-- What you have to do --
Apart from the pictures, every entry below must be given again exactly.

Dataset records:
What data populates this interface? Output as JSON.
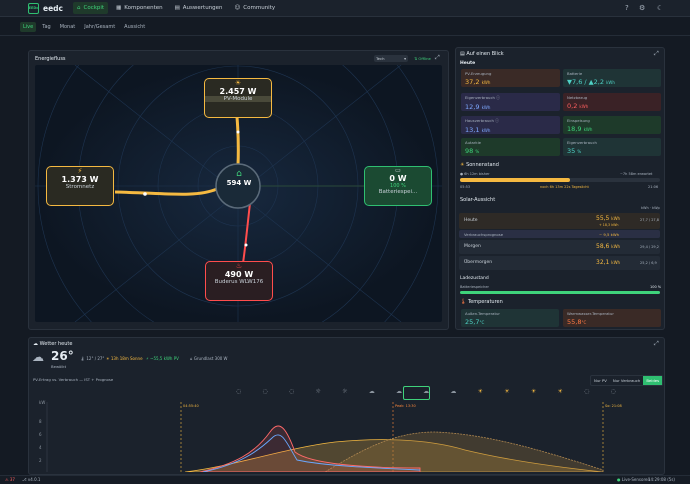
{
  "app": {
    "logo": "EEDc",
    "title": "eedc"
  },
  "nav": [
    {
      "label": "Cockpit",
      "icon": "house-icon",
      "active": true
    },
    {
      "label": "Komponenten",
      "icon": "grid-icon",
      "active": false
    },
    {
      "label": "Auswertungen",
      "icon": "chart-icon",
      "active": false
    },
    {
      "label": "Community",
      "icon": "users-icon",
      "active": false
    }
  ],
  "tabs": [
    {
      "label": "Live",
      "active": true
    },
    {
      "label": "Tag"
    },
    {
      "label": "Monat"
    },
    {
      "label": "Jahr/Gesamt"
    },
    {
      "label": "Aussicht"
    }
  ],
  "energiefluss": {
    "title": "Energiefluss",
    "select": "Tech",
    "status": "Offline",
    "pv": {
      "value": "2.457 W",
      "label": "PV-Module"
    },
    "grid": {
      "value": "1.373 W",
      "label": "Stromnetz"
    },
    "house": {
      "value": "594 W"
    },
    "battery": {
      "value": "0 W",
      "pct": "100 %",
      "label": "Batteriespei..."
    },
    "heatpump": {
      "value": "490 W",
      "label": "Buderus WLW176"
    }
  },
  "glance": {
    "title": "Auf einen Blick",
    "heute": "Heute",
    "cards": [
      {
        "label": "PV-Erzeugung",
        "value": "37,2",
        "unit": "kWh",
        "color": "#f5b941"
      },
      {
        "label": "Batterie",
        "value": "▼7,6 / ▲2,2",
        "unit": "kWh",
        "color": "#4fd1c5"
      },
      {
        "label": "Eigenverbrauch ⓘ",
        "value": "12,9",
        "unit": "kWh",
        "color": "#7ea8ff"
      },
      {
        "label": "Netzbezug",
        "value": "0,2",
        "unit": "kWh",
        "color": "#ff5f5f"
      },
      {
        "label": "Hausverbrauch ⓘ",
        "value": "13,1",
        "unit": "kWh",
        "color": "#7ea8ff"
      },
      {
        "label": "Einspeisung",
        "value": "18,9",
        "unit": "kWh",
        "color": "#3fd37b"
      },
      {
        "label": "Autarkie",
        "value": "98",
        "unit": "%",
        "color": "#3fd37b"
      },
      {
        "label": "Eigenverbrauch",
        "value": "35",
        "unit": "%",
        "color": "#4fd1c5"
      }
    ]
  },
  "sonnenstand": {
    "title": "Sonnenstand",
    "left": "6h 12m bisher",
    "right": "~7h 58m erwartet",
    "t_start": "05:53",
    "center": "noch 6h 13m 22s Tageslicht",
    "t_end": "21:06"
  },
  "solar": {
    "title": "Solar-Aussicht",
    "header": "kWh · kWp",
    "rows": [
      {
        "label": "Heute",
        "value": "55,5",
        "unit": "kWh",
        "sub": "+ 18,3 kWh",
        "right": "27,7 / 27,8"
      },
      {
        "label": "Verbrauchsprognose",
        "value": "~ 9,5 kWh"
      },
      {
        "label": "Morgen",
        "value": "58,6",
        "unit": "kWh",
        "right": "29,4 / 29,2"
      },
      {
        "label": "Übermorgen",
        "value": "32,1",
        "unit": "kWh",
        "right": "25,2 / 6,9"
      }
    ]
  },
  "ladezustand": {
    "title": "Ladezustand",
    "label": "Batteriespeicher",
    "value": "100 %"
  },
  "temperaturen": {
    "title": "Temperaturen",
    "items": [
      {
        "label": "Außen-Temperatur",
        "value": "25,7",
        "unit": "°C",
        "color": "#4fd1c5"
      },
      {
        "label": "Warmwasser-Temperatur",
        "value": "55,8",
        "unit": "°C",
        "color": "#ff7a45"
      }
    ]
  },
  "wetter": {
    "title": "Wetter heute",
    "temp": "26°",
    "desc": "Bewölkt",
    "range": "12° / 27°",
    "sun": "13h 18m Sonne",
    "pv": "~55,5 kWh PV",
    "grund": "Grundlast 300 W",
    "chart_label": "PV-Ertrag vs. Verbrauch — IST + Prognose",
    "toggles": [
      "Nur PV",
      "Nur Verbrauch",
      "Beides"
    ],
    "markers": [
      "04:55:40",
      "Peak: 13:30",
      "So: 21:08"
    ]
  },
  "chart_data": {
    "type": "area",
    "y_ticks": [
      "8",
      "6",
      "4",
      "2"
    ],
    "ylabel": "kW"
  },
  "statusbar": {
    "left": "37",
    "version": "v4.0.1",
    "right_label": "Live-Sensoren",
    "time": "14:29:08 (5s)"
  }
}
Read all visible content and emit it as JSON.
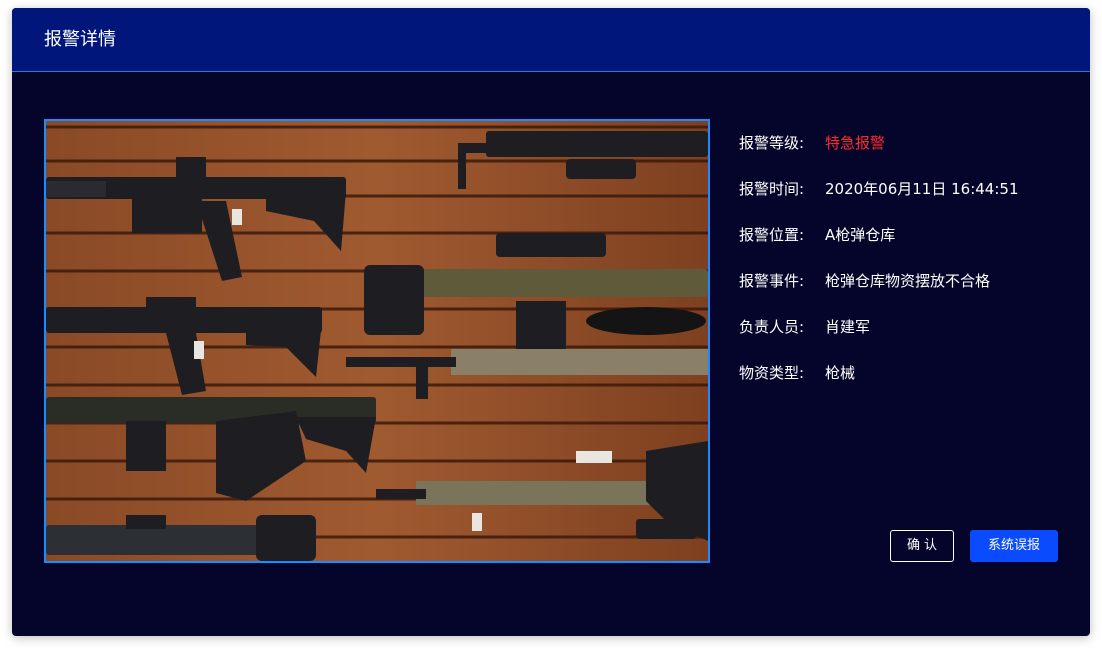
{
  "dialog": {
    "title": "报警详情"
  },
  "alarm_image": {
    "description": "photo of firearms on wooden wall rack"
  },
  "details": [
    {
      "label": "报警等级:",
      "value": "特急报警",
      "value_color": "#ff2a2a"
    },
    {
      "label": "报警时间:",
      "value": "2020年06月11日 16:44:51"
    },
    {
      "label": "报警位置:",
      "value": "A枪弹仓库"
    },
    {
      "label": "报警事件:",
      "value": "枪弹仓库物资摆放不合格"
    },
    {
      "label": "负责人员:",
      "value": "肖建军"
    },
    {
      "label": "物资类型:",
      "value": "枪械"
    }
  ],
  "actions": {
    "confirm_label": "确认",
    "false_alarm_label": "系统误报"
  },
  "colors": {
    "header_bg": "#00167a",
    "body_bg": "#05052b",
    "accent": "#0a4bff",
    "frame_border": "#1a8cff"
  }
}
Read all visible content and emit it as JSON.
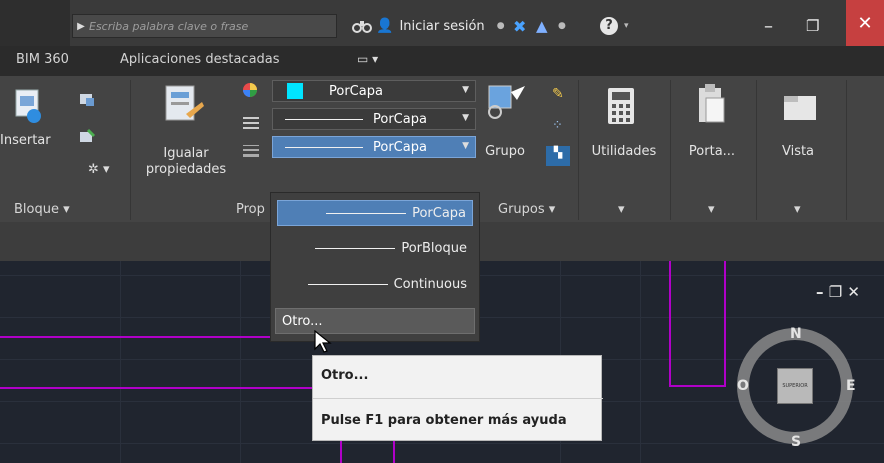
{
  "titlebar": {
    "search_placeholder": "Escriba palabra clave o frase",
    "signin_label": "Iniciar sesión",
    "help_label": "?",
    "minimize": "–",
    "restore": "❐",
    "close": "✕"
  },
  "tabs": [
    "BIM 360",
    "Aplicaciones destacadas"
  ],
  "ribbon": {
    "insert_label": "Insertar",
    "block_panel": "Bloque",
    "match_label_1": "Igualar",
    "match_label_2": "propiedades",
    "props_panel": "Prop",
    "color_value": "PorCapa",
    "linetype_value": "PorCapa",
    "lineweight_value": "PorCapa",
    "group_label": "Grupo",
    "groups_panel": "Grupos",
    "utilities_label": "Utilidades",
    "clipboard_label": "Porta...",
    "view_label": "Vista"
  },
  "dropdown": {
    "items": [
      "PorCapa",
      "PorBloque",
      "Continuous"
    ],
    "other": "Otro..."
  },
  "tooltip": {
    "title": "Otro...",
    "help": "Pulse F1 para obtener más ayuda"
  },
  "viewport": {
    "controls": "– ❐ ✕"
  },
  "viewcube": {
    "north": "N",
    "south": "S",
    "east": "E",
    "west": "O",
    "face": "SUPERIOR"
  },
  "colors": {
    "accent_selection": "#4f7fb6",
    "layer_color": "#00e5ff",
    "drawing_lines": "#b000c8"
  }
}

-- Answer to the exercise --
What data populates this interface? Output as JSON.
{
  "app": {
    "logo": "EEDc",
    "title": "eedc"
  },
  "nav": [
    {
      "label": "Cockpit",
      "icon": "house-icon",
      "active": true
    },
    {
      "label": "Komponenten",
      "icon": "grid-icon",
      "active": false
    },
    {
      "label": "Auswertungen",
      "icon": "chart-icon",
      "active": false
    },
    {
      "label": "Community",
      "icon": "users-icon",
      "active": false
    }
  ],
  "tabs": [
    {
      "label": "Live",
      "active": true
    },
    {
      "label": "Tag"
    },
    {
      "label": "Monat"
    },
    {
      "label": "Jahr/Gesamt"
    },
    {
      "label": "Aussicht"
    }
  ],
  "energiefluss": {
    "title": "Energiefluss",
    "select": "Tech",
    "status": "Offline",
    "pv": {
      "value": "2.457 W",
      "label": "PV-Module"
    },
    "grid": {
      "value": "1.373 W",
      "label": "Stromnetz"
    },
    "house": {
      "value": "594 W"
    },
    "battery": {
      "value": "0 W",
      "pct": "100 %",
      "label": "Batteriespei..."
    },
    "heatpump": {
      "value": "490 W",
      "label": "Buderus WLW176"
    }
  },
  "glance": {
    "title": "Auf einen Blick",
    "heute": "Heute",
    "cards": [
      {
        "label": "PV-Erzeugung",
        "value": "37,2",
        "unit": "kWh",
        "color": "#f5b941"
      },
      {
        "label": "Batterie",
        "value": "▼7,6 / ▲2,2",
        "unit": "kWh",
        "color": "#4fd1c5"
      },
      {
        "label": "Eigenverbrauch ⓘ",
        "value": "12,9",
        "unit": "kWh",
        "color": "#7ea8ff"
      },
      {
        "label": "Netzbezug",
        "value": "0,2",
        "unit": "kWh",
        "color": "#ff5f5f"
      },
      {
        "label": "Hausverbrauch ⓘ",
        "value": "13,1",
        "unit": "kWh",
        "color": "#7ea8ff"
      },
      {
        "label": "Einspeisung",
        "value": "18,9",
        "unit": "kWh",
        "color": "#3fd37b"
      },
      {
        "label": "Autarkie",
        "value": "98",
        "unit": "%",
        "color": "#3fd37b"
      },
      {
        "label": "Eigenverbrauch",
        "value": "35",
        "unit": "%",
        "color": "#4fd1c5"
      }
    ]
  },
  "sonnenstand": {
    "title": "Sonnenstand",
    "left": "6h 12m bisher",
    "right": "~7h 58m erwartet",
    "t_start": "05:53",
    "center": "noch 6h 13m 22s Tageslicht",
    "t_end": "21:06"
  },
  "solar": {
    "title": "Solar-Aussicht",
    "header": "kWh · kWp",
    "rows": [
      {
        "label": "Heute",
        "value": "55,5",
        "unit": "kWh",
        "sub": "+ 18,3 kWh",
        "right": "27,7 / 27,8"
      },
      {
        "label": "Verbrauchsprognose",
        "value": "~ 9,5 kWh"
      },
      {
        "label": "Morgen",
        "value": "58,6",
        "unit": "kWh",
        "right": "29,4 / 29,2"
      },
      {
        "label": "Übermorgen",
        "value": "32,1",
        "unit": "kWh",
        "right": "25,2 / 6,9"
      }
    ]
  },
  "ladezustand": {
    "title": "Ladezustand",
    "label": "Batteriespeicher",
    "value": "100 %"
  },
  "temperaturen": {
    "title": "Temperaturen",
    "items": [
      {
        "label": "Außen-Temperatur",
        "value": "25,7",
        "unit": "°C",
        "color": "#4fd1c5"
      },
      {
        "label": "Warmwasser-Temperatur",
        "value": "55,8",
        "unit": "°C",
        "color": "#ff7a45"
      }
    ]
  },
  "wetter": {
    "title": "Wetter heute",
    "temp": "26°",
    "desc": "Bewölkt",
    "range": "12° / 27°",
    "sun": "13h 18m Sonne",
    "pv": "~55,5 kWh PV",
    "grund": "Grundlast 300 W",
    "chart_label": "PV-Ertrag vs. Verbrauch — IST + Prognose",
    "toggles": [
      "Nur PV",
      "Nur Verbrauch",
      "Beides"
    ],
    "markers": [
      "04:55:40",
      "Peak: 13:30",
      "So: 21:08"
    ]
  },
  "chart_data": {
    "type": "area",
    "y_ticks": [
      "8",
      "6",
      "4",
      "2"
    ],
    "ylabel": "kW"
  },
  "statusbar": {
    "left": "37",
    "version": "v4.0.1",
    "right_label": "Live-Sensoren",
    "time": "14:29:08 (5s)"
  }
}
Read all visible content and emit it as JSON.
{
  "dialog": {
    "title": "报警详情"
  },
  "alarm_image": {
    "description": "photo of firearms on wooden wall rack"
  },
  "details": [
    {
      "label": "报警等级:",
      "value": "特急报警",
      "value_color": "#ff2a2a"
    },
    {
      "label": "报警时间:",
      "value": "2020年06月11日 16:44:51"
    },
    {
      "label": "报警位置:",
      "value": "A枪弹仓库"
    },
    {
      "label": "报警事件:",
      "value": "枪弹仓库物资摆放不合格"
    },
    {
      "label": "负责人员:",
      "value": "肖建军"
    },
    {
      "label": "物资类型:",
      "value": "枪械"
    }
  ],
  "actions": {
    "confirm_label": "确认",
    "false_alarm_label": "系统误报"
  },
  "colors": {
    "header_bg": "#00167a",
    "body_bg": "#05052b",
    "accent": "#0a4bff",
    "frame_border": "#1a8cff"
  }
}
Read all visible content and emit it as JSON.
{
  "titlebar": {
    "search_placeholder": "Escriba palabra clave o frase",
    "signin_label": "Iniciar sesión",
    "help_label": "?",
    "minimize": "–",
    "restore": "❐",
    "close": "✕"
  },
  "tabs": [
    "BIM 360",
    "Aplicaciones destacadas"
  ],
  "ribbon": {
    "insert_label": "Insertar",
    "block_panel": "Bloque",
    "match_label_1": "Igualar",
    "match_label_2": "propiedades",
    "props_panel": "Prop",
    "color_value": "PorCapa",
    "linetype_value": "PorCapa",
    "lineweight_value": "PorCapa",
    "group_label": "Grupo",
    "groups_panel": "Grupos",
    "utilities_label": "Utilidades",
    "clipboard_label": "Porta...",
    "view_label": "Vista"
  },
  "dropdown": {
    "items": [
      "PorCapa",
      "PorBloque",
      "Continuous"
    ],
    "other": "Otro..."
  },
  "tooltip": {
    "title": "Otro...",
    "help": "Pulse F1 para obtener más ayuda"
  },
  "viewport": {
    "controls": "– ❐ ✕"
  },
  "viewcube": {
    "north": "N",
    "south": "S",
    "east": "E",
    "west": "O",
    "face": "SUPERIOR"
  },
  "colors": {
    "accent_selection": "#4f7fb6",
    "layer_color": "#00e5ff",
    "drawing_lines": "#b000c8"
  }
}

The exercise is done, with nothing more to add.